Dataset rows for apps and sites
#####
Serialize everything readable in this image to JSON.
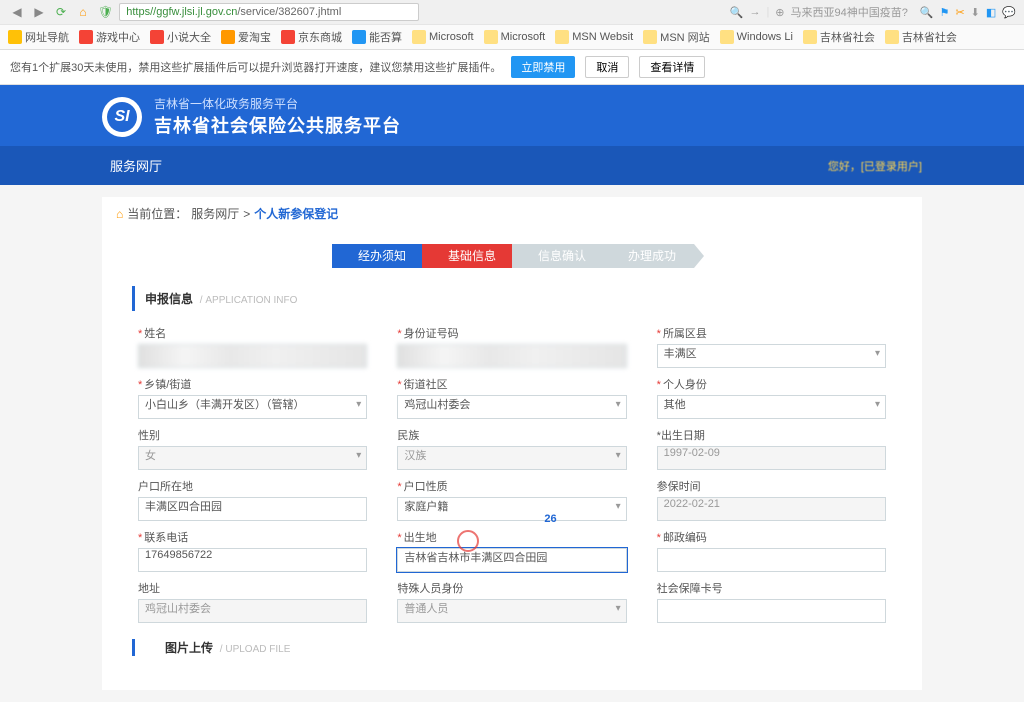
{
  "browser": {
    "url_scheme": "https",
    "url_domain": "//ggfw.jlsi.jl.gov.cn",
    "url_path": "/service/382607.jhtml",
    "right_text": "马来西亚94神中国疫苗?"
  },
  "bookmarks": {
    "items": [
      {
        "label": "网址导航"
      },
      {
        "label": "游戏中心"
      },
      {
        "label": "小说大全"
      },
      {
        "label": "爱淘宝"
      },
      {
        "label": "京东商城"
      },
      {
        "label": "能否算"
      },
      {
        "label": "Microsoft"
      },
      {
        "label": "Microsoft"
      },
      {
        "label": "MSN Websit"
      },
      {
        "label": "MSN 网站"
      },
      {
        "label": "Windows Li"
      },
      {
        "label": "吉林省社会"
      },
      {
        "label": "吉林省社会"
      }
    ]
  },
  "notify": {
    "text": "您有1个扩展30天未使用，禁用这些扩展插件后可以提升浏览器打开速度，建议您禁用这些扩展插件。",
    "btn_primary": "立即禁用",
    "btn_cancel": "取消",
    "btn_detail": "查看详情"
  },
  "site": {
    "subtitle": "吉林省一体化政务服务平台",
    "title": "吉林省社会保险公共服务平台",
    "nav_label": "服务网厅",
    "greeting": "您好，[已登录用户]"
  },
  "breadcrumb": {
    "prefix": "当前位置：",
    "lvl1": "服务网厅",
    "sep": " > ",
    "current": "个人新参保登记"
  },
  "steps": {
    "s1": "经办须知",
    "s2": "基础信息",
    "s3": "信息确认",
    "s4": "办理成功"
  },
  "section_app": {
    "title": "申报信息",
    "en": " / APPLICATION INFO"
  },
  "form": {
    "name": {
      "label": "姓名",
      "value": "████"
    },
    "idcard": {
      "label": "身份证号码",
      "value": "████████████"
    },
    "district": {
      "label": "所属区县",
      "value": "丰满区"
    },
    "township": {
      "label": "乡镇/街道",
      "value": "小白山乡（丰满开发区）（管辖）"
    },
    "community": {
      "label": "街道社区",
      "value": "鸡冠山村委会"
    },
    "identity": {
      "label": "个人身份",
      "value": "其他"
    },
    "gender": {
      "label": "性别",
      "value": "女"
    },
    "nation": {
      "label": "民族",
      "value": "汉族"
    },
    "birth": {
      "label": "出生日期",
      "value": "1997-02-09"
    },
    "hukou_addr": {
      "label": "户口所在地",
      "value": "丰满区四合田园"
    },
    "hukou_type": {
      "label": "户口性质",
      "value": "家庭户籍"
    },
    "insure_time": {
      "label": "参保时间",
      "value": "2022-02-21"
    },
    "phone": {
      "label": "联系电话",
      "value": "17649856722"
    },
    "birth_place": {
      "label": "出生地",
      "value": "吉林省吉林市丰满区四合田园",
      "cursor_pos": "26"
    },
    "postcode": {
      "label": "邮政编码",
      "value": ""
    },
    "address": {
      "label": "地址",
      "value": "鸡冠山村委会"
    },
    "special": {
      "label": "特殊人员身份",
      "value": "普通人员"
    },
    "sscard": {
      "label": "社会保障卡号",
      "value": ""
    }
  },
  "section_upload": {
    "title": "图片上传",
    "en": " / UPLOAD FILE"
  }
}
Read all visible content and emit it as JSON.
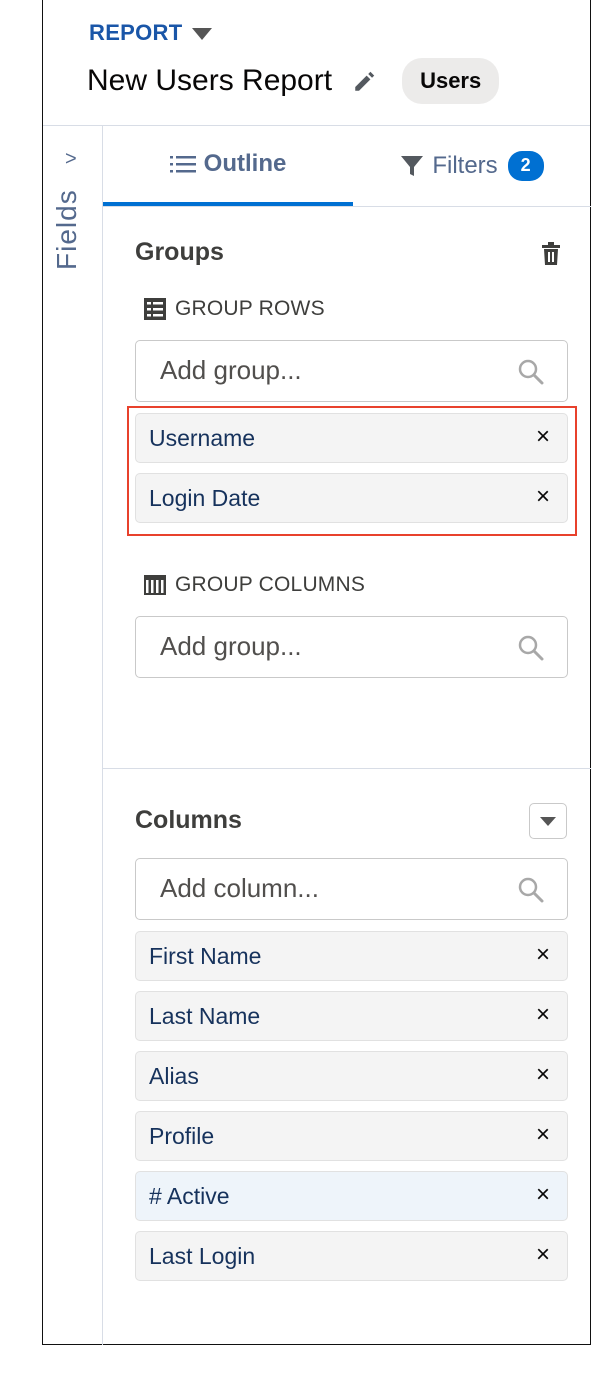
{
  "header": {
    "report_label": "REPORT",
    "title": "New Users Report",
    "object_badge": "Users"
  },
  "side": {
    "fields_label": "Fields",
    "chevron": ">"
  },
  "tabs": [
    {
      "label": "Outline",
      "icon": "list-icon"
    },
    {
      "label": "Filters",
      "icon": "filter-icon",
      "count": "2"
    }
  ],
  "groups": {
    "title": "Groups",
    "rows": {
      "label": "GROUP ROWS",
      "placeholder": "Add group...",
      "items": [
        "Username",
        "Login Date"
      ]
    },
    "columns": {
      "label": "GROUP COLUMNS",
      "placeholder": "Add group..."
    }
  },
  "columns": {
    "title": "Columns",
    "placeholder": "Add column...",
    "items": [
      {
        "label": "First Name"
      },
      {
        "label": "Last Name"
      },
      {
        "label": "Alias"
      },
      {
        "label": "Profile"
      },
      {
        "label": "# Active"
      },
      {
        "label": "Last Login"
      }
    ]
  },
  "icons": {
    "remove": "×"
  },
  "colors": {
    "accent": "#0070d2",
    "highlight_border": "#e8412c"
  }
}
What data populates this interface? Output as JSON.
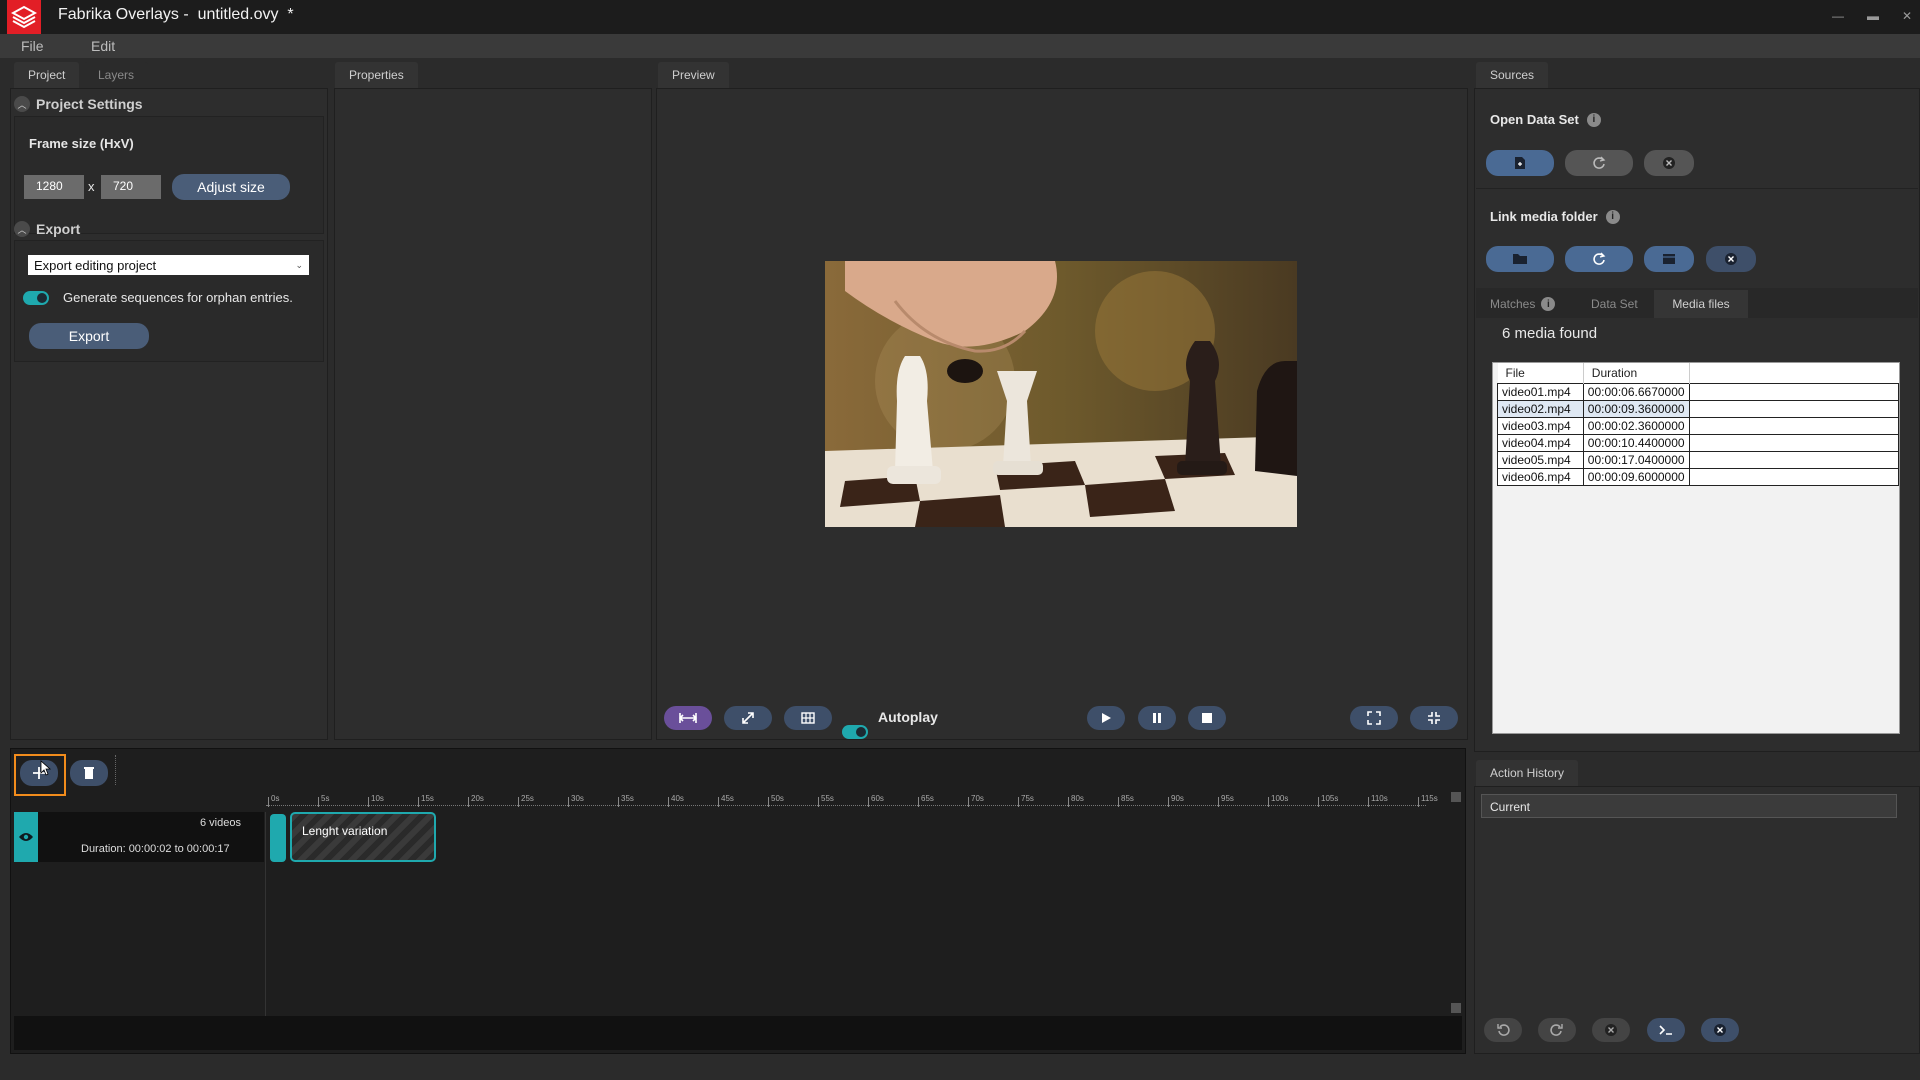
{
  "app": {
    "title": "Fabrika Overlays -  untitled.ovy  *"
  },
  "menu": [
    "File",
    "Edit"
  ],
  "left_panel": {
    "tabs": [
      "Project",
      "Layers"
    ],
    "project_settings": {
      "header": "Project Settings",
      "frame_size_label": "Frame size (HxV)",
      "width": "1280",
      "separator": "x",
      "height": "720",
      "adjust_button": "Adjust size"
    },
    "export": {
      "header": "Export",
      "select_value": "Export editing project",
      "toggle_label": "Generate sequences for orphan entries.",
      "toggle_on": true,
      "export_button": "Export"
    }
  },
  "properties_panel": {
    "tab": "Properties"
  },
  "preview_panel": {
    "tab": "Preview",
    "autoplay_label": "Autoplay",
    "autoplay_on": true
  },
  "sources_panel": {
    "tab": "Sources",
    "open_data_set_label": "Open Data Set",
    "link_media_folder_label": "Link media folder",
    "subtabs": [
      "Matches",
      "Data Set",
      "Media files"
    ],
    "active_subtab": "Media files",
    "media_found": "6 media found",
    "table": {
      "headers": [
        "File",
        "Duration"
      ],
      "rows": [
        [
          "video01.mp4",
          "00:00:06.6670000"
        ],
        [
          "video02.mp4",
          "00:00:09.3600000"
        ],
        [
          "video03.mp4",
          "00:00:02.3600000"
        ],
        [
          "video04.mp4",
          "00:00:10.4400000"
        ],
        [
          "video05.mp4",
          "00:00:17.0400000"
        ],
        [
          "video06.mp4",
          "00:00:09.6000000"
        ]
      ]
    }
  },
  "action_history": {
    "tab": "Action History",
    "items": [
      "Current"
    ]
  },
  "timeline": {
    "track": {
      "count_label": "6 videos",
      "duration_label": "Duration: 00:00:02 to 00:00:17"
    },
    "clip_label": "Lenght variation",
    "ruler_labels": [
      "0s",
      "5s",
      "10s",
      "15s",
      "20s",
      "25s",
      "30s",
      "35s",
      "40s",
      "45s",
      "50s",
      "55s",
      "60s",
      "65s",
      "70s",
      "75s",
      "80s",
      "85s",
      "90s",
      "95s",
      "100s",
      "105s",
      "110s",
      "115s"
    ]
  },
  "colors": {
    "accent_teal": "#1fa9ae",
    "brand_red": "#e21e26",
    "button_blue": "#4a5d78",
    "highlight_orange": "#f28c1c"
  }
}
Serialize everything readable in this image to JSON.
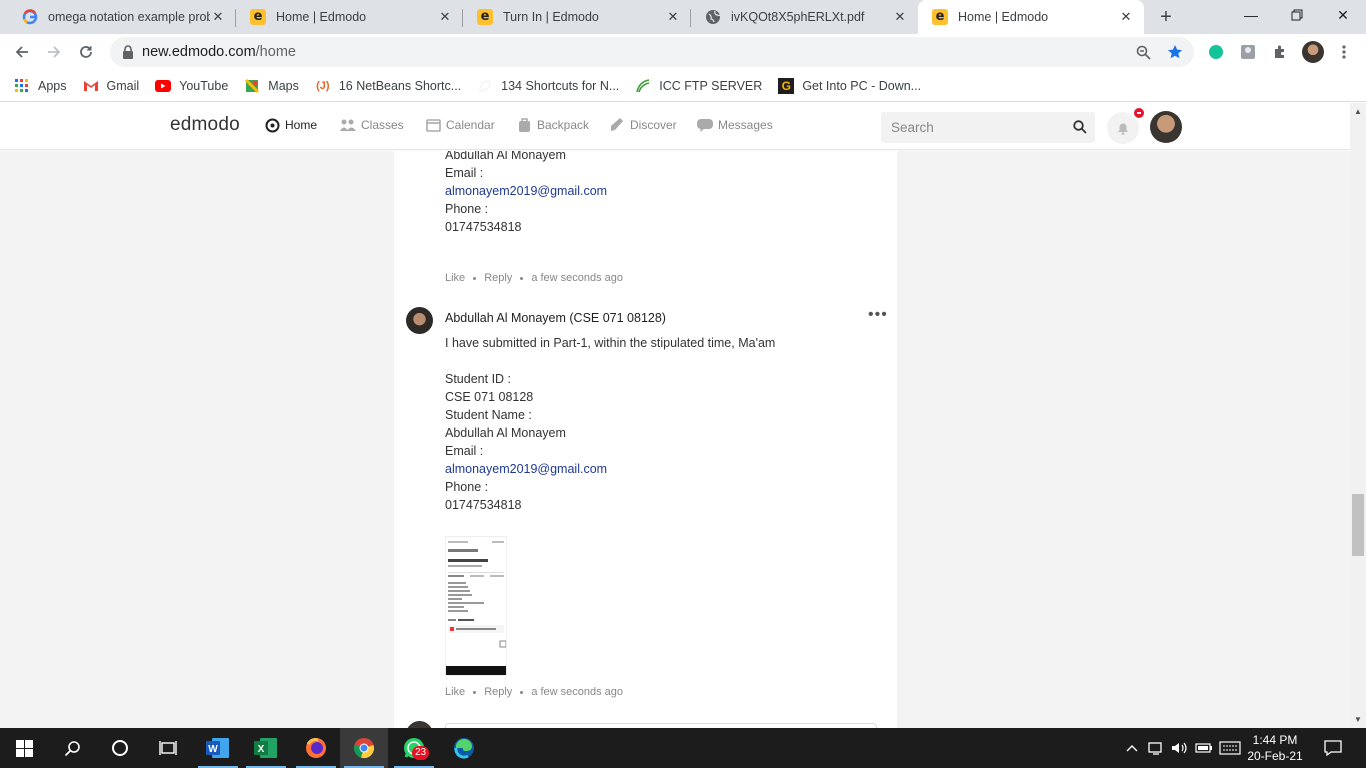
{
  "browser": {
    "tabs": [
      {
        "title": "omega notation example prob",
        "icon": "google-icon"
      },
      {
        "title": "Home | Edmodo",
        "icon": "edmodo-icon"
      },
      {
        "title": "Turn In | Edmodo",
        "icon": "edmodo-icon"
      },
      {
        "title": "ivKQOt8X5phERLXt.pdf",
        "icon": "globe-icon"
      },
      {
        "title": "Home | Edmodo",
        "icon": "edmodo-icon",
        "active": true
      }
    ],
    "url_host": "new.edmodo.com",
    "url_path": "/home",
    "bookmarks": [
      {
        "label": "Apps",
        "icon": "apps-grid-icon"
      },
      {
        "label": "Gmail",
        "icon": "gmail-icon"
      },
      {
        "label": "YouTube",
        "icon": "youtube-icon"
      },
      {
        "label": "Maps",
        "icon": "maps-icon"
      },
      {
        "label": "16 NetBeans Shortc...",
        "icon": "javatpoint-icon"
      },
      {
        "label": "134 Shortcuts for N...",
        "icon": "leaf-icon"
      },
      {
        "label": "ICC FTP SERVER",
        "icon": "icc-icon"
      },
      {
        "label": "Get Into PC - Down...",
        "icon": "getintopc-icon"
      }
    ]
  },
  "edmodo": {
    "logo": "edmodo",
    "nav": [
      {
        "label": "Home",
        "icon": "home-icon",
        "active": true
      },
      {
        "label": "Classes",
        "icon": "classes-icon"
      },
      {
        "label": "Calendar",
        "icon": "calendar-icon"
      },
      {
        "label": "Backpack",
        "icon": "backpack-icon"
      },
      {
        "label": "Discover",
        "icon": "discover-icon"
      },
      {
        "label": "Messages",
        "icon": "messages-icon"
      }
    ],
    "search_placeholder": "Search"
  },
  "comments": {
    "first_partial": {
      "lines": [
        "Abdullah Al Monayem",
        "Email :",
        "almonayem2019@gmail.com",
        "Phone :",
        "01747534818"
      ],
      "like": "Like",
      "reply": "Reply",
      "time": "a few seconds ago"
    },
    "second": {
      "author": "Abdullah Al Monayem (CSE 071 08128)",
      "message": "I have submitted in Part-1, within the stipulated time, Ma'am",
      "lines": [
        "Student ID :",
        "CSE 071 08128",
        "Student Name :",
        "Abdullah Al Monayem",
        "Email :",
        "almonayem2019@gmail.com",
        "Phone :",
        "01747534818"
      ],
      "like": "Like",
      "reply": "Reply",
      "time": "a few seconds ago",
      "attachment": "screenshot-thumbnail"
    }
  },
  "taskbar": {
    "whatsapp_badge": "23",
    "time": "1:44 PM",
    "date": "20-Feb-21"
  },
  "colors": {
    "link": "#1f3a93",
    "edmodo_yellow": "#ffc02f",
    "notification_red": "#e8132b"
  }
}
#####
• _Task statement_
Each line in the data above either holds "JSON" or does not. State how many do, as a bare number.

• _Your response_
4